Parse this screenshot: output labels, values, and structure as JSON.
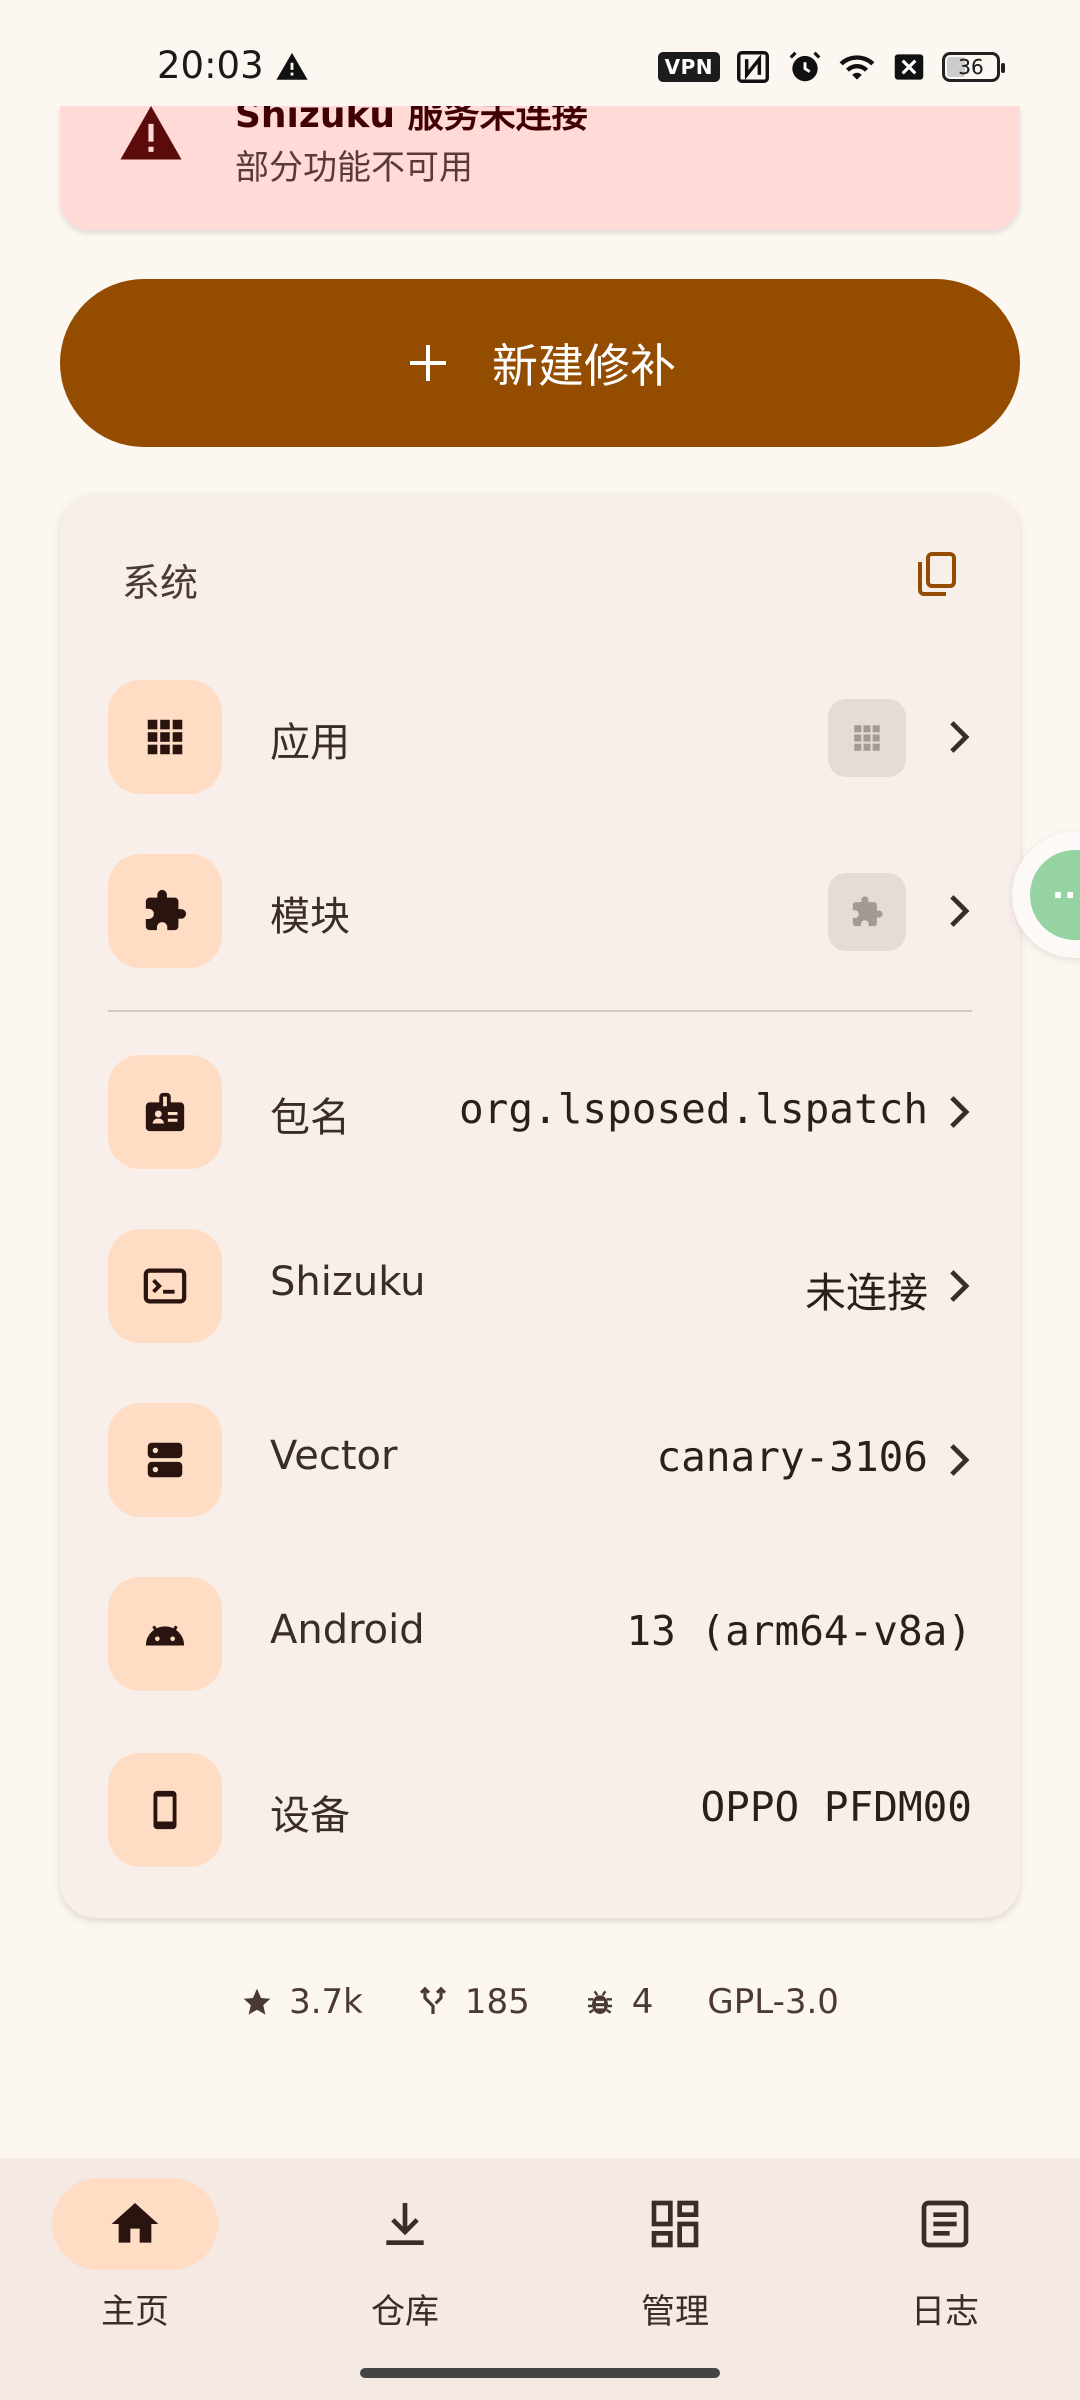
{
  "status_bar": {
    "time": "20:03",
    "vpn": "VPN",
    "battery": "36",
    "icons": [
      "warning-icon",
      "vpn-badge",
      "nfc-icon",
      "alarm-icon",
      "wifi-icon",
      "sim-off-icon",
      "battery-icon"
    ]
  },
  "warning": {
    "title": "Shizuku 服务未连接",
    "subtitle": "部分功能不可用",
    "color": "#ffdad7"
  },
  "new_patch": {
    "label": "新建修补",
    "color": "#944c00"
  },
  "system": {
    "title": "系统",
    "rows": [
      {
        "label": "应用",
        "icon": "apps-grid-icon"
      },
      {
        "label": "模块",
        "icon": "puzzle-icon"
      },
      {
        "label": "包名",
        "value": "org.lsposed.lspatch",
        "icon": "badge-icon"
      },
      {
        "label": "Shizuku",
        "value": "未连接",
        "icon": "terminal-icon"
      },
      {
        "label": "Vector",
        "value": "canary-3106",
        "icon": "storage-icon"
      },
      {
        "label": "Android",
        "value": "13 (arm64-v8a)",
        "icon": "android-icon"
      },
      {
        "label": "设备",
        "value": "OPPO PFDM00",
        "icon": "phone-icon"
      }
    ]
  },
  "stats": {
    "stars": "3.7k",
    "forks": "185",
    "issues": "4",
    "license": "GPL-3.0"
  },
  "nav": {
    "items": [
      {
        "label": "主页",
        "active": true
      },
      {
        "label": "仓库"
      },
      {
        "label": "管理"
      },
      {
        "label": "日志"
      }
    ]
  }
}
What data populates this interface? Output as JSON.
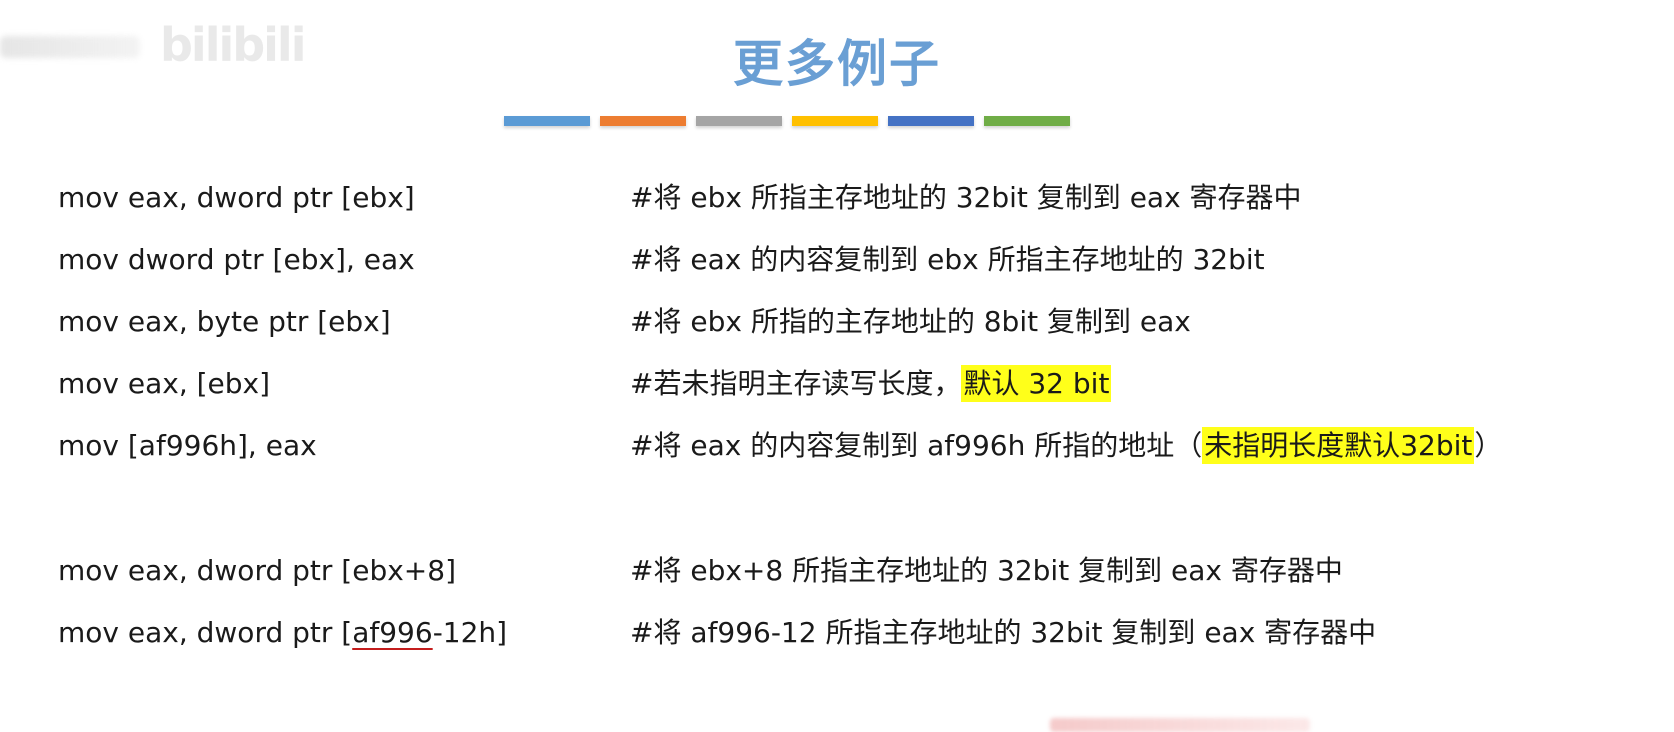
{
  "watermark": {
    "text": "bilibili"
  },
  "title": "更多例子",
  "title_bar_colors": [
    "#5b9bd5",
    "#ed7d31",
    "#a5a5a5",
    "#ffc000",
    "#4472c4",
    "#70ad47"
  ],
  "rows": [
    {
      "code": "mov eax, dword ptr [ebx]",
      "comment": "#将 ebx 所指主存地址的 32bit 复制到 eax 寄存器中"
    },
    {
      "code": "mov dword ptr [ebx], eax",
      "comment": "#将 eax 的内容复制到 ebx 所指主存地址的 32bit"
    },
    {
      "code": "mov eax, byte ptr [ebx]",
      "comment": "#将 ebx 所指的主存地址的 8bit 复制到 eax"
    },
    {
      "code": "mov eax, [ebx]",
      "comment_pre": "#若未指明主存读写长度，",
      "comment_hl": "默认 32 bit"
    },
    {
      "code": "mov [af996h], eax",
      "comment_pre": "#将 eax 的内容复制到 af996h 所指的地址（",
      "comment_hl": "未指明长度默认32bit",
      "comment_post": "）"
    },
    {
      "code": "mov eax, dword ptr [ebx+8]",
      "comment": "#将 ebx+8 所指主存地址的 32bit 复制到 eax 寄存器中"
    },
    {
      "code_pre": "mov eax, dword ptr [",
      "code_ul": "af996",
      "code_post": "-12h]",
      "comment": "#将 af996-12 所指主存地址的 32bit 复制到 eax 寄存器中"
    }
  ]
}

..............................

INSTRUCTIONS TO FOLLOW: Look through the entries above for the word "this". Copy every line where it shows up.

EXERCISE SOLUTION:
Parse this screenshot: output labels, values, and structure as JSON.
What data populates this interface? Output as JSON.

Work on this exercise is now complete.